Exercise requirements: Could you give the entries back exactly as they stand, minus any pictures?

Raw data:
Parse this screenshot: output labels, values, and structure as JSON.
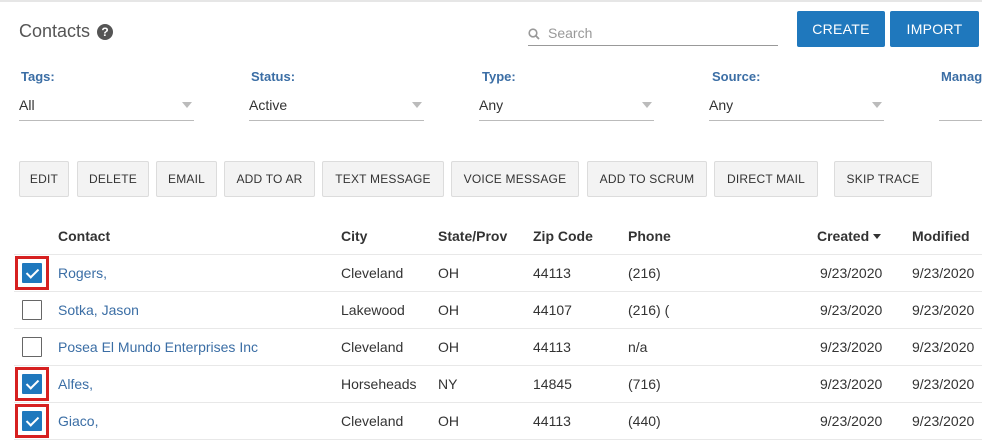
{
  "header": {
    "title": "Contacts",
    "help_icon": "question-circle-icon",
    "search_placeholder": "Search",
    "create_label": "CREATE",
    "import_label": "IMPORT"
  },
  "filters": [
    {
      "label": "Tags:",
      "value": "All"
    },
    {
      "label": "Status:",
      "value": "Active"
    },
    {
      "label": "Type:",
      "value": "Any"
    },
    {
      "label": "Source:",
      "value": "Any"
    },
    {
      "label": "Manag",
      "value": ""
    }
  ],
  "actions": [
    "EDIT",
    "DELETE",
    "EMAIL",
    "ADD TO AR",
    "TEXT MESSAGE",
    "VOICE MESSAGE",
    "ADD TO SCRUM",
    "DIRECT MAIL",
    "SKIP TRACE"
  ],
  "table": {
    "columns": [
      "Contact",
      "City",
      "State/Prov",
      "Zip Code",
      "Phone",
      "Created",
      "Modified"
    ],
    "rows": [
      {
        "checked": true,
        "contact": "Rogers,",
        "city": "Cleveland",
        "state": "OH",
        "zip": "44113",
        "phone": "(216)",
        "created": "9/23/2020",
        "modified": "9/23/2020"
      },
      {
        "checked": false,
        "contact": "Sotka, Jason",
        "city": "Lakewood",
        "state": "OH",
        "zip": "44107",
        "phone": "(216) (",
        "created": "9/23/2020",
        "modified": "9/23/2020"
      },
      {
        "checked": false,
        "contact": "Posea El Mundo Enterprises Inc",
        "city": "Cleveland",
        "state": "OH",
        "zip": "44113",
        "phone": "n/a",
        "created": "9/23/2020",
        "modified": "9/23/2020"
      },
      {
        "checked": true,
        "contact": "Alfes,",
        "city": "Horseheads",
        "state": "NY",
        "zip": "14845",
        "phone": "(716)",
        "created": "9/23/2020",
        "modified": "9/23/2020"
      },
      {
        "checked": true,
        "contact": "Giaco,",
        "city": "Cleveland",
        "state": "OH",
        "zip": "44113",
        "phone": "(440)",
        "created": "9/23/2020",
        "modified": "9/23/2020"
      }
    ]
  },
  "colors": {
    "primary": "#1f78bd",
    "link": "#3b6ea5",
    "highlight": "#d62020"
  }
}
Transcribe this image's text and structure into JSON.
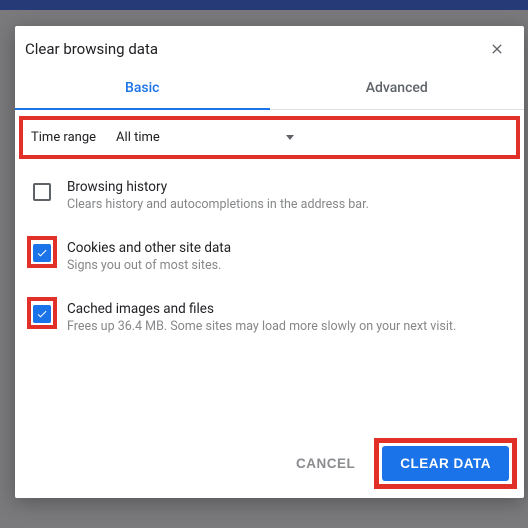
{
  "dialog": {
    "title": "Clear browsing data"
  },
  "tabs": {
    "basic": "Basic",
    "advanced": "Advanced"
  },
  "timeRange": {
    "label": "Time range",
    "value": "All time"
  },
  "options": [
    {
      "title": "Browsing history",
      "desc": "Clears history and autocompletions in the address bar.",
      "checked": false,
      "highlighted": false
    },
    {
      "title": "Cookies and other site data",
      "desc": "Signs you out of most sites.",
      "checked": true,
      "highlighted": true
    },
    {
      "title": "Cached images and files",
      "desc": "Frees up 36.4 MB. Some sites may load more slowly on your next visit.",
      "checked": true,
      "highlighted": true
    }
  ],
  "footer": {
    "cancel": "CANCEL",
    "clear": "CLEAR DATA"
  }
}
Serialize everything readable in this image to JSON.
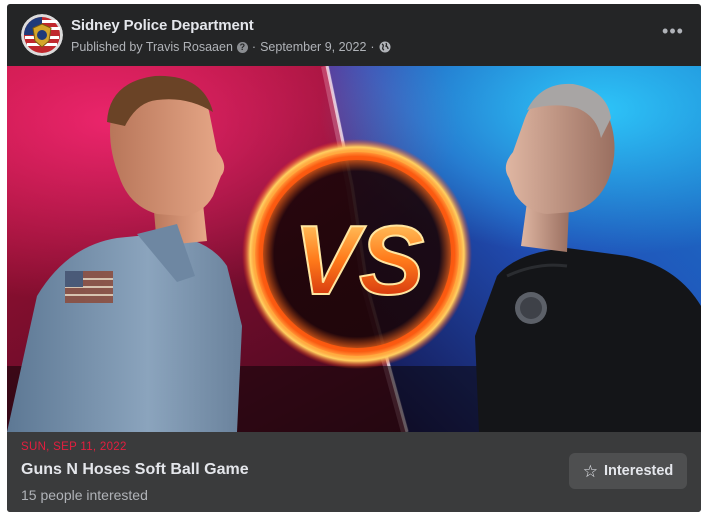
{
  "post": {
    "page_name": "Sidney Police Department",
    "published_by": "Published by Travis Rosaaen",
    "date": "September 9, 2022",
    "sep": "·",
    "info_glyph": "?",
    "more_label": "•••"
  },
  "banner": {
    "vs_text": "VS"
  },
  "event": {
    "date": "SUN, SEP 11, 2022",
    "title": "Guns N Hoses Soft Ball Game",
    "interested_count": "15 people interested",
    "button_label": "Interested",
    "star_icon": "☆"
  },
  "colors": {
    "card_bg": "#242526",
    "footer_bg": "#3a3b3c",
    "date_red": "#e41e3f",
    "text_primary": "#e4e6eb",
    "text_secondary": "#b0b3b8"
  }
}
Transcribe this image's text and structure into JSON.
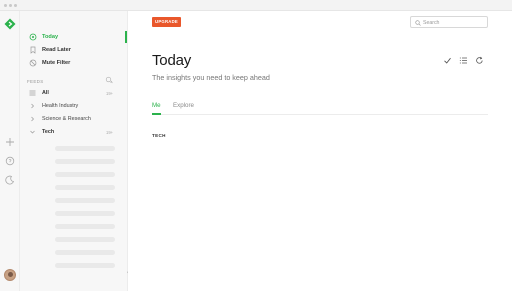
{
  "sidebar": {
    "nav": [
      {
        "label": "Today",
        "icon": "today-icon",
        "active": true
      },
      {
        "label": "Read Later",
        "icon": "bookmark-icon",
        "active": false
      },
      {
        "label": "Mute Filter",
        "icon": "mute-icon",
        "active": false
      }
    ],
    "feeds_label": "FEEDS",
    "feeds": [
      {
        "label": "All",
        "icon": "all-feeds-icon",
        "count": "19+",
        "bold": true
      },
      {
        "label": "Health Industry",
        "icon": "chevron-right-icon",
        "count": "",
        "bold": false
      },
      {
        "label": "Science & Research",
        "icon": "chevron-right-icon",
        "count": "",
        "bold": false
      },
      {
        "label": "Tech",
        "icon": "chevron-down-icon",
        "count": "19+",
        "bold": true
      }
    ]
  },
  "header": {
    "upgrade_label": "UPGRADE",
    "search_placeholder": "Search"
  },
  "main": {
    "title": "Today",
    "subtitle": "The insights you need to keep ahead",
    "tabs": [
      {
        "label": "Me",
        "active": true
      },
      {
        "label": "Explore",
        "active": false
      }
    ],
    "section_label": "TECH"
  },
  "colors": {
    "accent": "#2bb24c",
    "upgrade": "#e9572b"
  }
}
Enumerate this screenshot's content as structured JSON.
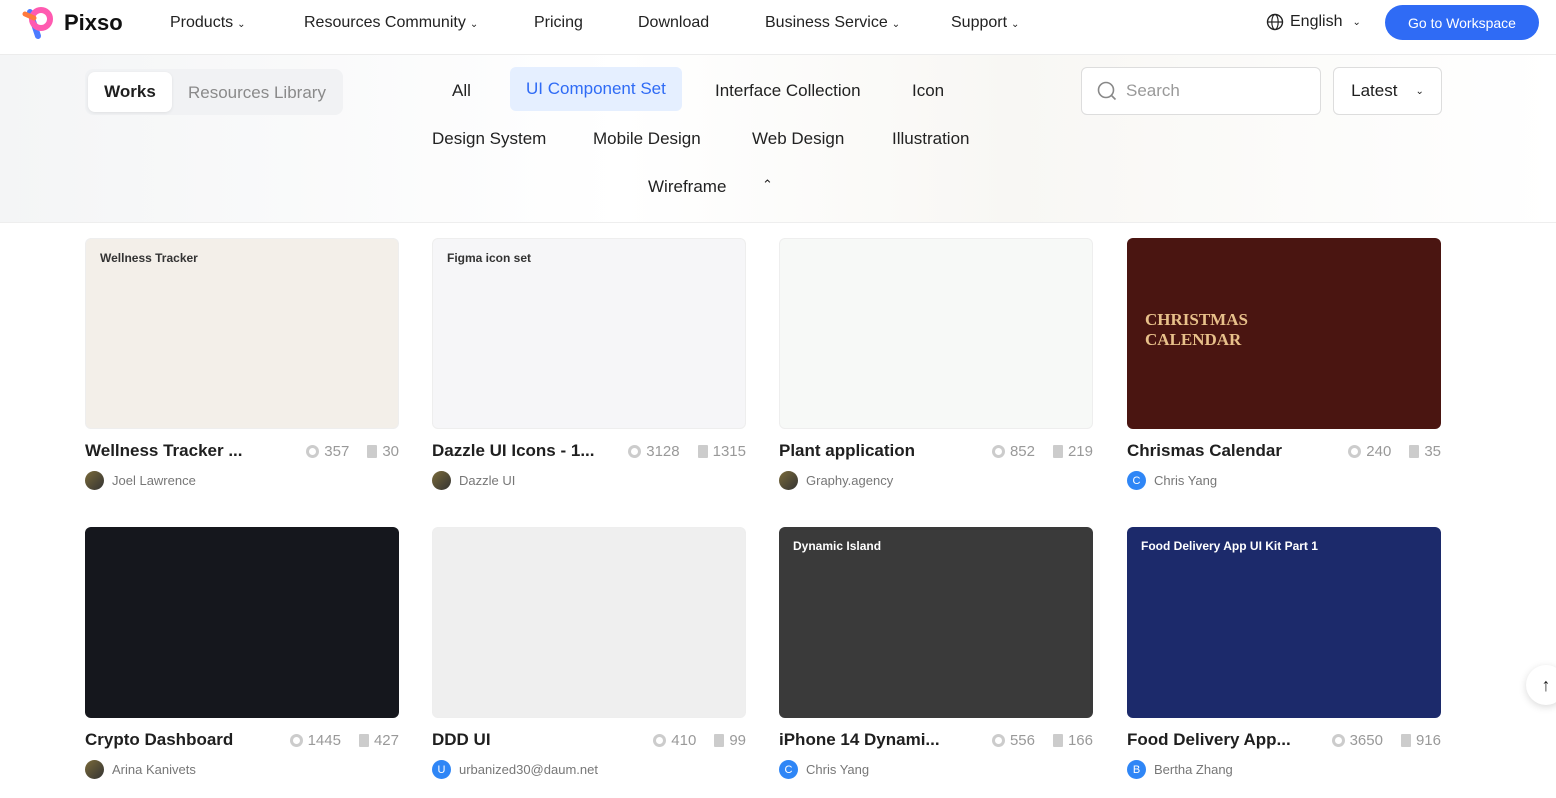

Reply:
Parse this screenshot: output labels, values, and structure as JSON.
{
  "header": {
    "title": "Contacts",
    "help_icon": "question-circle-icon",
    "search_placeholder": "Search",
    "create_label": "CREATE",
    "import_label": "IMPORT"
  },
  "filters": [
    {
      "label": "Tags:",
      "value": "All"
    },
    {
      "label": "Status:",
      "value": "Active"
    },
    {
      "label": "Type:",
      "value": "Any"
    },
    {
      "label": "Source:",
      "value": "Any"
    },
    {
      "label": "Manag",
      "value": ""
    }
  ],
  "actions": [
    "EDIT",
    "DELETE",
    "EMAIL",
    "ADD TO AR",
    "TEXT MESSAGE",
    "VOICE MESSAGE",
    "ADD TO SCRUM",
    "DIRECT MAIL",
    "SKIP TRACE"
  ],
  "table": {
    "columns": [
      "Contact",
      "City",
      "State/Prov",
      "Zip Code",
      "Phone",
      "Created",
      "Modified"
    ],
    "rows": [
      {
        "checked": true,
        "contact": "Rogers,",
        "city": "Cleveland",
        "state": "OH",
        "zip": "44113",
        "phone": "(216)",
        "created": "9/23/2020",
        "modified": "9/23/2020"
      },
      {
        "checked": false,
        "contact": "Sotka, Jason",
        "city": "Lakewood",
        "state": "OH",
        "zip": "44107",
        "phone": "(216) (",
        "created": "9/23/2020",
        "modified": "9/23/2020"
      },
      {
        "checked": false,
        "contact": "Posea El Mundo Enterprises Inc",
        "city": "Cleveland",
        "state": "OH",
        "zip": "44113",
        "phone": "n/a",
        "created": "9/23/2020",
        "modified": "9/23/2020"
      },
      {
        "checked": true,
        "contact": "Alfes,",
        "city": "Horseheads",
        "state": "NY",
        "zip": "14845",
        "phone": "(716)",
        "created": "9/23/2020",
        "modified": "9/23/2020"
      },
      {
        "checked": true,
        "contact": "Giaco,",
        "city": "Cleveland",
        "state": "OH",
        "zip": "44113",
        "phone": "(440)",
        "created": "9/23/2020",
        "modified": "9/23/2020"
      }
    ]
  },
  "colors": {
    "primary": "#1f78bd",
    "link": "#3b6ea5",
    "highlight": "#d62020"
  }
}
Transcribe this image's text and structure into JSON.
{
  "dialog": {
    "title": "Clear browsing data"
  },
  "tabs": {
    "basic": "Basic",
    "advanced": "Advanced"
  },
  "timeRange": {
    "label": "Time range",
    "value": "All time"
  },
  "options": [
    {
      "title": "Browsing history",
      "desc": "Clears history and autocompletions in the address bar.",
      "checked": false,
      "highlighted": false
    },
    {
      "title": "Cookies and other site data",
      "desc": "Signs you out of most sites.",
      "checked": true,
      "highlighted": true
    },
    {
      "title": "Cached images and files",
      "desc": "Frees up 36.4 MB. Some sites may load more slowly on your next visit.",
      "checked": true,
      "highlighted": true
    }
  ],
  "footer": {
    "cancel": "CANCEL",
    "clear": "CLEAR DATA"
  }
}
Serialize everything readable in this image to JSON.
{
  "post": {
    "page_name": "Sidney Police Department",
    "published_by": "Published by Travis Rosaaen",
    "date": "September 9, 2022",
    "sep": "·",
    "info_glyph": "?",
    "more_label": "•••"
  },
  "banner": {
    "vs_text": "VS"
  },
  "event": {
    "date": "SUN, SEP 11, 2022",
    "title": "Guns N Hoses Soft Ball Game",
    "interested_count": "15 people interested",
    "button_label": "Interested",
    "star_icon": "☆"
  },
  "colors": {
    "card_bg": "#242526",
    "footer_bg": "#3a3b3c",
    "date_red": "#e41e3f",
    "text_primary": "#e4e6eb",
    "text_secondary": "#b0b3b8"
  }
}
Transcribe this image's text and structure into JSON.
{
  "sidebar": {
    "nav": [
      {
        "label": "Today",
        "icon": "today-icon",
        "active": true
      },
      {
        "label": "Read Later",
        "icon": "bookmark-icon",
        "active": false
      },
      {
        "label": "Mute Filter",
        "icon": "mute-icon",
        "active": false
      }
    ],
    "feeds_label": "FEEDS",
    "feeds": [
      {
        "label": "All",
        "icon": "all-feeds-icon",
        "count": "19+",
        "bold": true
      },
      {
        "label": "Health Industry",
        "icon": "chevron-right-icon",
        "count": "",
        "bold": false
      },
      {
        "label": "Science & Research",
        "icon": "chevron-right-icon",
        "count": "",
        "bold": false
      },
      {
        "label": "Tech",
        "icon": "chevron-down-icon",
        "count": "19+",
        "bold": true
      }
    ]
  },
  "header": {
    "upgrade_label": "UPGRADE",
    "search_placeholder": "Search"
  },
  "main": {
    "title": "Today",
    "subtitle": "The insights you need to keep ahead",
    "tabs": [
      {
        "label": "Me",
        "active": true
      },
      {
        "label": "Explore",
        "active": false
      }
    ],
    "section_label": "TECH"
  },
  "colors": {
    "accent": "#2bb24c",
    "upgrade": "#e9572b"
  }
}
Enumerate this screenshot's content as structured JSON.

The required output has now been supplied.